From: "Steve Harris" <email@example.com>
Subject: Re: Database of phytochemicals
Date: Thu, 3 May 2001 13:52:12 -0700
>> beta linolenic acid
>> gamma linolenic acid
>> delta linolenic acid.
>> and couldn't discover what the other linolenic acids were.
>> Any ideas anyone?
>There is dihomo-gamma linolenic acid (DGLA) in the linoleic acid pathway
>below gamma linolenic acid, but I couldn't find a listing for that --
>probably doesn't occur in plants, only a product of linoleic.
>If you click on the 'chemical' link on the search page you get a chemical
>listing which helps to pick some complex names, but you probably tried
>No, I don't understand what the linolenic acid listing includes. Very
>odd. I don't even understand what linolenic acid is.
That's because it's not one thing. These are a bunch of natural products
connected originally with flax/linseed oil (hence the name. The oil is from
the seeds of flax, LINUM in Latin, which has a long fibered leaf used for
spinning. The word LINE is a cognate. Also the cloth woven from it
(LINEN), and plastics made from it like linoleum.
Chemically, however, the fact that these are from the same source doesn't
mean they are chemically related in any reasonable nomenclatural way.
They are all polyunsaturates, and they all oxidize rapidly. Other than
that, they differ in placement of double bonds. Alfa-linolenic acid is
the omega-3 which you need in your diet, and which you can make DHA and
EPA from. Gamma-linolenic acid (GLA) has the very same spelling
(linoLENic, not linoleic) but is an omega-6 like linoleic, despite the
name. It and dihomogamma-linolenic are found in certain plant oils also
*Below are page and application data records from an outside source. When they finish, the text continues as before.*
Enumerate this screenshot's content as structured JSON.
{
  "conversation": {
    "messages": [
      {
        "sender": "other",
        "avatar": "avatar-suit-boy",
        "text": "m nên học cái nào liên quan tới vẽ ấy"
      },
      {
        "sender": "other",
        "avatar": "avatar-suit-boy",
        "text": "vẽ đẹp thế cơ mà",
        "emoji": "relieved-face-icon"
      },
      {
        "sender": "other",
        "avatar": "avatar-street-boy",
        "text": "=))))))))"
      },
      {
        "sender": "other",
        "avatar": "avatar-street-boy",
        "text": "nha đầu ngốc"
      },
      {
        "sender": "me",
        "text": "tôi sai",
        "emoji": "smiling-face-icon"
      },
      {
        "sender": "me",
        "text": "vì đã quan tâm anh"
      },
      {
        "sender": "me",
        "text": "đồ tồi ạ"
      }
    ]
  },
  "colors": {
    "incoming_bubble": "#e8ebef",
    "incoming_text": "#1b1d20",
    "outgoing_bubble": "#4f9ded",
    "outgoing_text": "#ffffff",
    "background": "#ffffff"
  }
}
(evening primrose, borage, etc) and have mildly anti-inflammatory
properties, as do the omega-3 FFAs.